Each year in the UK, between 500 and 1,000 people die from kidney failure because of a shortage of organs for transplant. We have tolerated this avoidable loss of life for decades.
That is not to say that transplant rates are not improving. Far from it; there has been considerable progress in recent years. The longest-ever kidney transplant chain, reported in this newspaper today, is a case in point.
In the US, some 60 operations completed over four months allowed 30 patients with renal failure to obtain new organs. All the patients in the chain had loved ones prepared to donate an organ, but with whom they were themselves ill-matched. To solve the problem, the National Kidney Registry devised a meticulous plan linking everyone together so that each donor could give and each recipient receive, without doing so directly from or to each other.

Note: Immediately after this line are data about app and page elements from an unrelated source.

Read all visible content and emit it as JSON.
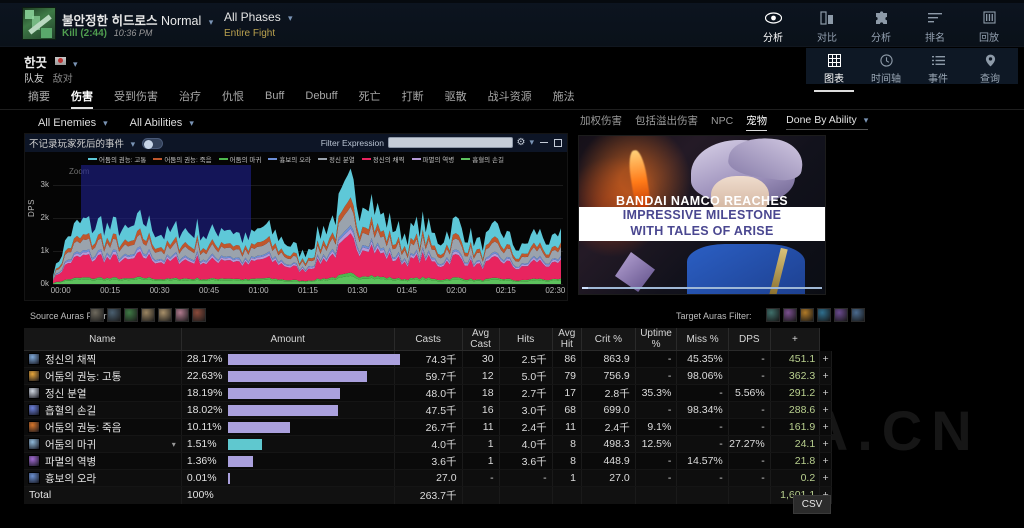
{
  "header": {
    "boss_name": "불안정한 히드로스",
    "difficulty": "Normal",
    "kill_label": "Kill (2:44)",
    "kill_time": "10:36 PM",
    "phases": "All Phases",
    "phases_sub": "Entire Fight",
    "nav": [
      {
        "label": "分析",
        "icon": "eye-icon",
        "active": true
      },
      {
        "label": "对比",
        "icon": "compare-icon",
        "active": false
      },
      {
        "label": "分析",
        "icon": "puzzle-icon",
        "active": false
      },
      {
        "label": "排名",
        "icon": "rank-icon",
        "active": false
      },
      {
        "label": "回放",
        "icon": "replay-icon",
        "active": false
      }
    ]
  },
  "player": {
    "name": "한끗",
    "team_label": "队友",
    "opponent_label": "敌对",
    "subnav": [
      {
        "label": "图表",
        "icon": "grid-icon",
        "active": true
      },
      {
        "label": "时间轴",
        "icon": "clock-icon",
        "active": false
      },
      {
        "label": "事件",
        "icon": "list-icon",
        "active": false
      },
      {
        "label": "查询",
        "icon": "pin-icon",
        "active": false
      }
    ]
  },
  "tabs": [
    {
      "label": "摘要",
      "active": false
    },
    {
      "label": "伤害",
      "active": true
    },
    {
      "label": "受到伤害",
      "active": false
    },
    {
      "label": "治疗",
      "active": false
    },
    {
      "label": "仇恨",
      "active": false
    },
    {
      "label": "Buff",
      "active": false
    },
    {
      "label": "Debuff",
      "active": false
    },
    {
      "label": "死亡",
      "active": false
    },
    {
      "label": "打断",
      "active": false
    },
    {
      "label": "驱散",
      "active": false
    },
    {
      "label": "战斗资源",
      "active": false
    },
    {
      "label": "施法",
      "active": false
    }
  ],
  "filters": {
    "enemies": "All Enemies",
    "abilities": "All Abilities"
  },
  "chart_panel": {
    "death_filter": "不记录玩家死后的事件",
    "filter_expression_label": "Filter Expression",
    "filter_expression_value": "",
    "zoom_label": "Zoom"
  },
  "right_panel": {
    "tabs": [
      {
        "label": "加权伤害",
        "active": false
      },
      {
        "label": "包括溢出伤害",
        "active": false
      },
      {
        "label": "NPC",
        "active": false
      },
      {
        "label": "宠物",
        "active": true
      }
    ],
    "dropdown": "Done By Ability",
    "ad": {
      "line1": "BANDAI NAMCO REACHES",
      "line2": "IMPRESSIVE MILESTONE",
      "line3": "WITH TALES OF ARISE"
    }
  },
  "aura_filters": {
    "source_label": "Source Auras Filter:",
    "target_label": "Target Auras Filter:",
    "source_icons": [
      "aura-icon-1",
      "aura-icon-2",
      "aura-icon-3",
      "aura-icon-4",
      "aura-icon-5",
      "aura-icon-6",
      "aura-icon-7"
    ],
    "target_icons": [
      "target-aura-1",
      "target-aura-2",
      "target-aura-3",
      "target-aura-4",
      "target-aura-5",
      "target-aura-6"
    ]
  },
  "chart_data": {
    "type": "area",
    "title": "",
    "xlabel": "",
    "ylabel": "DPS",
    "ylim": [
      0,
      3600
    ],
    "yticks": [
      "0k",
      "1k",
      "2k",
      "3k"
    ],
    "ytick_values": [
      0,
      1000,
      2000,
      3000
    ],
    "xticks": [
      "00:00",
      "00:15",
      "00:30",
      "00:45",
      "01:00",
      "01:15",
      "01:30",
      "01:45",
      "02:00",
      "02:15",
      "02:30"
    ],
    "grid": true,
    "legend_position": "top",
    "zoom_selection": {
      "from": "00:05",
      "to": "00:48",
      "top": 3600
    },
    "series": [
      {
        "name": "어둠의 권능: 고통",
        "color": "#5ec8d8"
      },
      {
        "name": "어둠의 권능: 죽음",
        "color": "#c0572c"
      },
      {
        "name": "어둠의 마귀",
        "color": "#4eb84e"
      },
      {
        "name": "흉보의 오라",
        "color": "#6d8fd6"
      },
      {
        "name": "정신 분열",
        "color": "#9aa3ad"
      },
      {
        "name": "정신의 채찍",
        "color": "#e8245f"
      },
      {
        "name": "파멸의 역병",
        "color": "#b59ad6"
      },
      {
        "name": "흡혈의 손길",
        "color": "#5ec25e"
      }
    ]
  },
  "table": {
    "columns": [
      "Name",
      "Amount",
      "Casts",
      "Avg Cast",
      "Hits",
      "Avg Hit",
      "Crit %",
      "Uptime %",
      "Miss %",
      "DPS",
      "+"
    ],
    "rows": [
      {
        "name": "정신의 채찍",
        "pct": "28.17%",
        "bar": 97,
        "amount": "74.3千",
        "casts": "30",
        "avg_cast": "2.5千",
        "hits": "86",
        "avg_hit": "863.9",
        "crit": "-",
        "uptime": "45.35%",
        "miss": "-",
        "dps": "451.1",
        "plus": "+"
      },
      {
        "name": "어둠의 권능: 고통",
        "pct": "22.63%",
        "bar": 78,
        "amount": "59.7千",
        "casts": "12",
        "avg_cast": "5.0千",
        "hits": "79",
        "avg_hit": "756.9",
        "crit": "-",
        "uptime": "98.06%",
        "miss": "-",
        "dps": "362.3",
        "plus": "+"
      },
      {
        "name": "정신 분열",
        "pct": "18.19%",
        "bar": 63,
        "amount": "48.0千",
        "casts": "18",
        "avg_cast": "2.7千",
        "hits": "17",
        "avg_hit": "2.8千",
        "crit": "35.3%",
        "uptime": "-",
        "miss": "5.56%",
        "dps": "291.2",
        "plus": "+"
      },
      {
        "name": "흡혈의 손길",
        "pct": "18.02%",
        "bar": 62,
        "amount": "47.5千",
        "casts": "16",
        "avg_cast": "3.0千",
        "hits": "68",
        "avg_hit": "699.0",
        "crit": "-",
        "uptime": "98.34%",
        "miss": "-",
        "dps": "288.6",
        "plus": "+"
      },
      {
        "name": "어둠의 권능: 죽음",
        "pct": "10.11%",
        "bar": 35,
        "amount": "26.7千",
        "casts": "11",
        "avg_cast": "2.4千",
        "hits": "11",
        "avg_hit": "2.4千",
        "crit": "9.1%",
        "uptime": "-",
        "miss": "-",
        "dps": "161.9",
        "plus": "+"
      },
      {
        "name": "어둠의 마귀",
        "pct": "1.51%",
        "bar": 19,
        "amount": "4.0千",
        "casts": "1",
        "avg_cast": "4.0千",
        "hits": "8",
        "avg_hit": "498.3",
        "crit": "12.5%",
        "uptime": "-",
        "miss": "27.27%",
        "dps": "24.1",
        "plus": "+"
      },
      {
        "name": "파멸의 역병",
        "pct": "1.36%",
        "bar": 14,
        "amount": "3.6千",
        "casts": "1",
        "avg_cast": "3.6千",
        "hits": "8",
        "avg_hit": "448.9",
        "crit": "-",
        "uptime": "14.57%",
        "miss": "-",
        "dps": "21.8",
        "plus": "+"
      },
      {
        "name": "흉보의 오라",
        "pct": "0.01%",
        "bar": 1,
        "amount": "27.0",
        "casts": "-",
        "avg_cast": "-",
        "hits": "1",
        "avg_hit": "27.0",
        "crit": "-",
        "uptime": "-",
        "miss": "-",
        "dps": "0.2",
        "plus": "+"
      }
    ],
    "total": {
      "label": "Total",
      "pct": "100%",
      "amount": "263.7千",
      "dps": "1,601.1",
      "plus": "+"
    }
  },
  "footer": {
    "csv_label": "CSV"
  },
  "watermark": "BBS.NGA.CN"
}
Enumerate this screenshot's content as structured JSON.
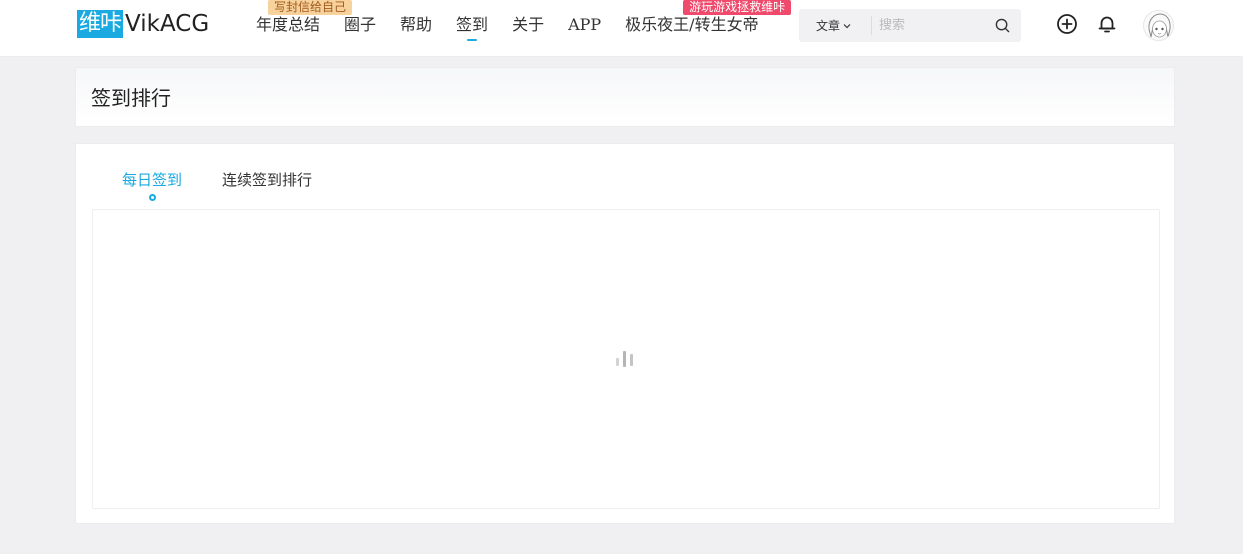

Here in Britain, however, NHS Blood and Transplant says that although it has "aspirations", it is not yet ready to host such extensive transplant chains. But there is still much more that could be done.
The requirement for driving licence applicants to say if they would be prepared to donate their organs could be extended to other documents, for example. Or the search for donors could be extended from intensive care to accident-and-emergency departments, where the wider availability of CT scanners means patients admitted with brain damage following a stroke can be readily assessed. The measure likely to have the biggest impact, however, would be to replace Britain's "opt-in" policy – which requires individuals to signal their willingness by joining the National Donor Register – with an "opt-out" policy that assumes all are donors unless they specify to the contrary.
The proposal was rejected by the Government in 2008 on the grounds that an opt-out system was paternalistic, ran counter to the emphasis on choice, and could even damage the trust between patients and doctors. We disagree. Rather, it would establish a culture where donation is simply normal – which is as it should be. And thousands of lives would be saved.